The much celebrated foreclosure help programs introduced by Barack Obama and the Democrats last year are not working. They are helping very, very few mortgage holders, and the default rates for those who have been helped are still very high. The truth is that the U.S. federal government does not seem to be able to do much about the massive wave of foreclosures that is swamping this nation, and the scary thing is that the real estate market in the United States is about to get even worse. Let's hope that things are not going to get nearly as bad as many analysts are projecting, but at this point, things really, really do not look good.
When Barack Obama first took office, he promised that he was going to get help to homeowners that were struggling with their mortgages.

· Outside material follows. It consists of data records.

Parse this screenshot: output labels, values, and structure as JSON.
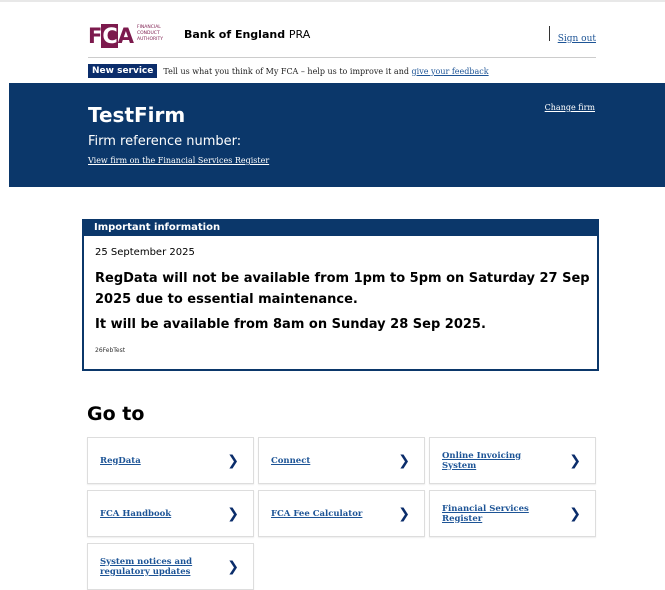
{
  "header": {
    "fca_logo_text": "FCA",
    "fca_subtext": "Financial Conduct Authority",
    "boe_name": "Bank of England",
    "boe_suffix": "PRA",
    "sign_out": "Sign out"
  },
  "banner": {
    "tag": "New service",
    "text": "Tell us what you think of My FCA – help us to improve it and",
    "link": "give your feedback"
  },
  "firm": {
    "name": "TestFirm",
    "reference_label": "Firm reference number:",
    "view_link": "View firm on the Financial Services Register",
    "change_link": "Change firm"
  },
  "important": {
    "title": "Important information",
    "date": "25 September 2025",
    "message1": "RegData will not be available from 1pm to 5pm on Saturday 27 Sep 2025 due to essential maintenance.",
    "message2": "It will be available from 8am on Sunday 28 Sep 2025.",
    "footnote": "26FebTest"
  },
  "goto": {
    "title": "Go to",
    "tiles": [
      {
        "label": "RegData"
      },
      {
        "label": "Connect"
      },
      {
        "label": "Online Invoicing System"
      },
      {
        "label": "FCA Handbook"
      },
      {
        "label": "FCA Fee Calculator"
      },
      {
        "label": "Financial Services Register"
      },
      {
        "label": "System notices and regulatory updates"
      }
    ],
    "arrow": "❯"
  },
  "colors": {
    "navy": "#0b376a",
    "fca_maroon": "#7c1a4d",
    "link": "#1d5496"
  }
}
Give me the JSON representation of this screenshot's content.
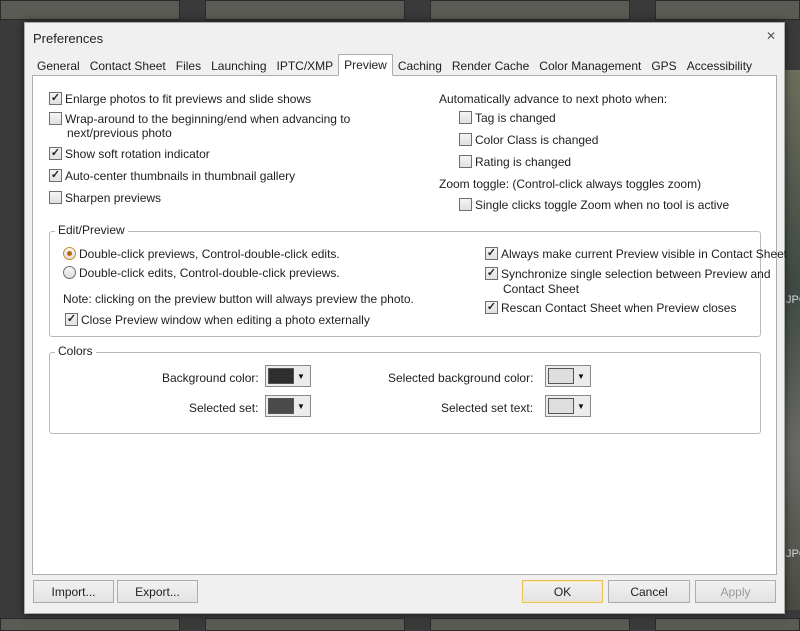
{
  "background": {
    "side_labels": [
      "JPG",
      "JPG"
    ]
  },
  "dialog": {
    "title": "Preferences",
    "close_glyph": "✕"
  },
  "tabs": [
    {
      "label": "General"
    },
    {
      "label": "Contact Sheet"
    },
    {
      "label": "Files"
    },
    {
      "label": "Launching"
    },
    {
      "label": "IPTC/XMP"
    },
    {
      "label": "Preview",
      "active": true
    },
    {
      "label": "Caching"
    },
    {
      "label": "Render Cache"
    },
    {
      "label": "Color Management"
    },
    {
      "label": "GPS"
    },
    {
      "label": "Accessibility"
    }
  ],
  "left_options": [
    {
      "label": "Enlarge photos to fit previews and slide shows",
      "checked": true
    },
    {
      "label": "Wrap-around to the beginning/end when advancing to",
      "label2": "next/previous photo",
      "checked": false
    },
    {
      "label": "Show soft rotation indicator",
      "checked": true
    },
    {
      "label": "Auto-center thumbnails in thumbnail gallery",
      "checked": true
    },
    {
      "label": "Sharpen previews",
      "checked": false
    }
  ],
  "auto_advance": {
    "heading": "Automatically advance to next photo when:",
    "items": [
      {
        "label": "Tag is changed",
        "checked": false
      },
      {
        "label": "Color Class is changed",
        "checked": false
      },
      {
        "label": "Rating is changed",
        "checked": false
      }
    ]
  },
  "zoom": {
    "heading": "Zoom toggle: (Control-click always toggles zoom)",
    "option": {
      "label": "Single clicks toggle Zoom when no tool is active",
      "checked": false
    }
  },
  "edit_preview": {
    "legend": "Edit/Preview",
    "radios": [
      {
        "label": "Double-click previews, Control-double-click edits.",
        "checked": true
      },
      {
        "label": "Double-click edits, Control-double-click previews.",
        "checked": false
      }
    ],
    "note": "Note: clicking on the preview button will always preview the photo.",
    "close_preview": {
      "label": "Close Preview window when editing a photo externally",
      "checked": true
    },
    "right_options": [
      {
        "label": "Always make current Preview visible in Contact Sheet",
        "checked": true
      },
      {
        "label": "Synchronize single selection between Preview and",
        "label2": "Contact Sheet",
        "checked": true
      },
      {
        "label": "Rescan Contact Sheet when Preview closes",
        "checked": true
      }
    ]
  },
  "colors": {
    "legend": "Colors",
    "background_label": "Background color:",
    "background_color": "#2e2e2e",
    "selected_set_label": "Selected set:",
    "selected_set_color": "#4a4a4a",
    "selected_background_label": "Selected background color:",
    "selected_background_color": "#dedede",
    "selected_set_text_label": "Selected set text:",
    "selected_set_text_color": "#dedede",
    "dropdown_glyph": "▼"
  },
  "buttons": {
    "import": "Import...",
    "export": "Export...",
    "ok": "OK",
    "cancel": "Cancel",
    "apply": "Apply"
  }
}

He promised that a program would be set up that would enable large numbers of homeowners to receive long-term mortgage modifications.
So how is that working out?

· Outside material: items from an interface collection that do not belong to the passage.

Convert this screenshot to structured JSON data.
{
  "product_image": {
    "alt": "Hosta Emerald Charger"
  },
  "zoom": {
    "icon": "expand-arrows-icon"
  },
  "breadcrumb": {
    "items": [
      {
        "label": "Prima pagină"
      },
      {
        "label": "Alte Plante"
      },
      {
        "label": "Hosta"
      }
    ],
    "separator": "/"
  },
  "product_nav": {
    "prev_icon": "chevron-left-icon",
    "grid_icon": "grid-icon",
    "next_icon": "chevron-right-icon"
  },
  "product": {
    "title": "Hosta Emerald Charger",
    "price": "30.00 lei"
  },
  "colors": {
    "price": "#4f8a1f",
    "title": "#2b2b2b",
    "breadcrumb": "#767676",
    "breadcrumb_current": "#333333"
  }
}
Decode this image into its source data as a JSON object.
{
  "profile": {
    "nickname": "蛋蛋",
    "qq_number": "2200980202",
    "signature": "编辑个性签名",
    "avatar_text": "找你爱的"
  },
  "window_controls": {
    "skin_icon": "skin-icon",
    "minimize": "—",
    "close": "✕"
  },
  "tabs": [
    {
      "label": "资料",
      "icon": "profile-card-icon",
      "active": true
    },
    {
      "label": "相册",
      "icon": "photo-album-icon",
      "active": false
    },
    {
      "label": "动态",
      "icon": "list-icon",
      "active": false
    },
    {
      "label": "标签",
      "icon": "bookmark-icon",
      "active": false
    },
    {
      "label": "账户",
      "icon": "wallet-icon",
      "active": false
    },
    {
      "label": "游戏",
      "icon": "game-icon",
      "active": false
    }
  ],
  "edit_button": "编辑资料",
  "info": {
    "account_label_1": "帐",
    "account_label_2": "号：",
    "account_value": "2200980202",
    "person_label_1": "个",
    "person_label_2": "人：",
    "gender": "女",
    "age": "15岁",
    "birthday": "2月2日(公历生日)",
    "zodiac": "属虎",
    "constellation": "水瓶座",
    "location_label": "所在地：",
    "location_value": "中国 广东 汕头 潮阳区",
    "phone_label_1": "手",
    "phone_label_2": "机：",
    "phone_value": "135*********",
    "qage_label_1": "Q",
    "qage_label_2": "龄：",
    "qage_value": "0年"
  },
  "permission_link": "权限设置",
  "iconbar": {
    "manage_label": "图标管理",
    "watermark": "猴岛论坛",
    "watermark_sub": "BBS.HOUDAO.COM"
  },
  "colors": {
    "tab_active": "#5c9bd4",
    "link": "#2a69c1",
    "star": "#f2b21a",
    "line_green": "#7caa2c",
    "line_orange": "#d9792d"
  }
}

Well, it turns out that only 168,708 homeowners have received long-term mortgage modifications under Barack Obama's plan as of the end of February.
This represents less than 3 percent of the 6 million borrowers who are currently more than 60 days behind on their mortgages.

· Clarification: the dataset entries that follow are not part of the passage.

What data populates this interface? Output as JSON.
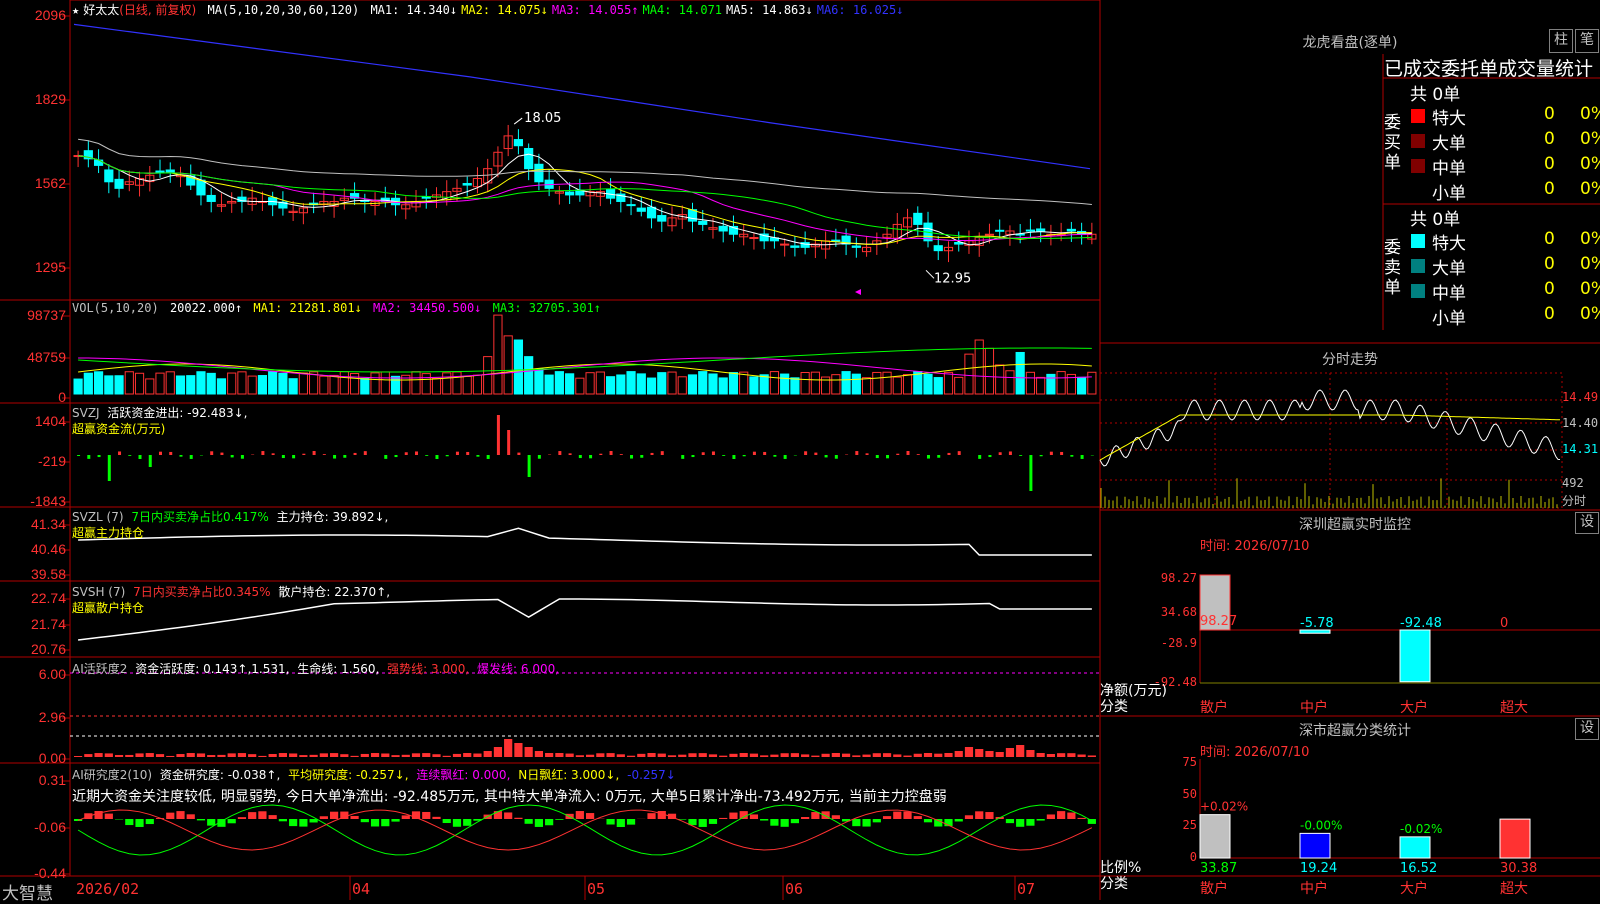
{
  "stock_name": "好太太",
  "period_label": "(日线, 前复权)",
  "ma_header": {
    "label": "MA(5,10,20,30,60,120)",
    "items": [
      {
        "name": "MA1",
        "value": "14.340↓",
        "color": "#ffffff"
      },
      {
        "name": "MA2",
        "value": "14.075↓",
        "color": "#ffff00"
      },
      {
        "name": "MA3",
        "value": "14.055↑",
        "color": "#ff00ff"
      },
      {
        "name": "MA4",
        "value": "14.071",
        "color": "#00ff00"
      },
      {
        "name": "MA5",
        "value": "14.863↓",
        "color": "#ffffff"
      },
      {
        "name": "MA6",
        "value": "16.025↓",
        "color": "#3232ff"
      }
    ]
  },
  "price_axis": [
    "2096",
    "1829",
    "1562",
    "1295"
  ],
  "high_marker": "18.05",
  "low_marker": "12.95",
  "vol_header": {
    "label": "VOL(5,10,20)",
    "value": "20022.000↑",
    "ma1": "MA1: 21281.801↓",
    "ma2": "MA2: 34450.500↓",
    "ma3": "MA3: 32705.301↑"
  },
  "vol_axis": [
    "98737",
    "48759",
    "0"
  ],
  "svzj_header": {
    "label": "SVZJ",
    "text": "活跃资金进出: -92.483↓,",
    "sub": "超赢资金流(万元)"
  },
  "svzj_axis": [
    "1404",
    "-219",
    "-1843"
  ],
  "svzl_header": {
    "label": "SVZL (7)",
    "text1": "7日内买卖净占比0.417%",
    "text2": "主力持仓: 39.892↓,",
    "sub": "超赢主力持仓"
  },
  "svzl_axis": [
    "41.34",
    "40.46",
    "39.58"
  ],
  "svsh_header": {
    "label": "SVSH (7)",
    "text1": "7日内买卖净占比0.345%",
    "text2": "散户持仓: 22.370↑,",
    "sub": "超赢散户持仓"
  },
  "svsh_axis": [
    "22.74",
    "21.74",
    "20.76"
  ],
  "ai_active_header": {
    "label": "AI活跃度2",
    "t1": "资金活跃度: 0.143↑,1.531,",
    "t2": "生命线: 1.560,",
    "t3": "强势线: 3.000,",
    "t4": "爆发线: 6.000,"
  },
  "ai_active_axis": [
    "6.00",
    "2.96",
    "0.00"
  ],
  "ai_research_header": {
    "label": "AI研究度2(10)",
    "t1": "资金研究度: -0.038↑,",
    "t2": "平均研究度: -0.257↓,",
    "t3": "连续飘红: 0.000,",
    "t4": "N日飘红: 3.000↓,",
    "t5": "-0.257↓"
  },
  "ai_research_note": "近期大资金关注度较低, 明显弱势, 今日大单净流出: -92.485万元, 其中特大单净流入: 0万元, 大单5日累计净出-73.492万元, 当前主力控盘弱",
  "ai_research_axis": [
    "0.31",
    "-0.06",
    "-0.44"
  ],
  "bottom_brand": "大智慧",
  "date_labels": [
    "2026/02",
    "04",
    "05",
    "06",
    "07"
  ],
  "right": {
    "lh_title": "龙虎看盘(逐单)",
    "btn_zhu": "柱",
    "btn_bi": "笔",
    "stats_title": "已成交委托单成交量统计",
    "buy_label": "委买单",
    "sell_label": "委卖单",
    "buy_total": "共 0单",
    "sell_total": "共 0单",
    "buy_rows": [
      {
        "label": "特大",
        "count": "0",
        "pct": "0%",
        "color": "#ff0000"
      },
      {
        "label": "大单",
        "count": "0",
        "pct": "0%",
        "color": "#800000"
      },
      {
        "label": "中单",
        "count": "0",
        "pct": "0%",
        "color": "#800000"
      },
      {
        "label": "小单",
        "count": "0",
        "pct": "0%",
        "color": ""
      }
    ],
    "sell_rows": [
      {
        "label": "特大",
        "count": "0",
        "pct": "0%",
        "color": "#00ffff"
      },
      {
        "label": "大单",
        "count": "0",
        "pct": "0%",
        "color": "#008080"
      },
      {
        "label": "中单",
        "count": "0",
        "pct": "0%",
        "color": "#008080"
      },
      {
        "label": "小单",
        "count": "0",
        "pct": "0%",
        "color": ""
      }
    ],
    "intraday_title": "分时走势",
    "intraday_axis": [
      "14.49",
      "14.40",
      "14.31"
    ],
    "intraday_vol_val": "492",
    "intraday_vol_unit": "分时",
    "monitor_title": "深圳超赢实时监控",
    "monitor_btn": "设",
    "monitor_time": "时间: 2026/07/10",
    "monitor_axis": [
      "98.27",
      "34.68",
      "-28.9",
      "-92.48"
    ],
    "monitor_values": [
      {
        "cat": "散户",
        "value": 98.27,
        "label": "98.27"
      },
      {
        "cat": "中户",
        "value": -5.78,
        "label": "-5.78"
      },
      {
        "cat": "大户",
        "value": -92.48,
        "label": "-92.48"
      },
      {
        "cat": "超大",
        "value": 0,
        "label": "0"
      }
    ],
    "monitor_ylabel": "净额(万元)",
    "monitor_xlabel": "分类",
    "class_title": "深市超赢分类统计",
    "class_btn": "设",
    "class_time": "时间: 2026/07/10",
    "class_axis": [
      "75",
      "50",
      "25",
      "0"
    ],
    "class_values": [
      {
        "cat": "散户",
        "value": 33.87,
        "label": "33.87",
        "delta": "+0.02%"
      },
      {
        "cat": "中户",
        "value": 19.24,
        "label": "19.24",
        "delta": "-0.00%"
      },
      {
        "cat": "大户",
        "value": 16.52,
        "label": "16.52",
        "delta": "-0.02%"
      },
      {
        "cat": "超大",
        "value": 30.38,
        "label": "30.38",
        "delta": ""
      }
    ],
    "class_ylabel": "比例%",
    "class_xlabel": "分类"
  },
  "colors": {
    "up": "#ff3232",
    "down": "#00ffff",
    "grid": "#b00000",
    "axis": "#ff3232"
  }
}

What kind of foreclosure help is that?
Not that the mortgage modifications are helping much.
The number of homeowners who defaulted on their mortgages even after receiving better terms through Barack Obama's modification program nearly doubled in March.
So even those who have been helped are defaulting like crazy.
And unfortunately, the foreclosure situation in the United States continues to get worse.
According to RealtyTrac, foreclosure filings were reported on 367,056 properties in March, an increase of nearly 19 percent from February, an increase of nearly 8 percent from March 2009 and the highest monthly total since RealtyTrac began issuing its report in January 2005.
Foreclosures continue to surge and there is no apparent end in sight.
So is there any good news?
Interest rates have already gone up, and most experts forecast that they will continue to increase throughout the rest of 2010 and into 2011.
So that means payments on adjustable rate mortgages will continue to go up and even more homeowners will default.
In fact, a massive "second wave" of adjustable rate mortgages is scheduled to reset between now and 2012, and that means that there is likely to be another huge explosion of foreclosures.
Which is bad news for almost everyone - except for those who make their living off of foreclosures.
Let's hope the number of home foreclosures start to go down.
Let's hope there is some good news ahead for the housing industry.
But at this point I would not count on it.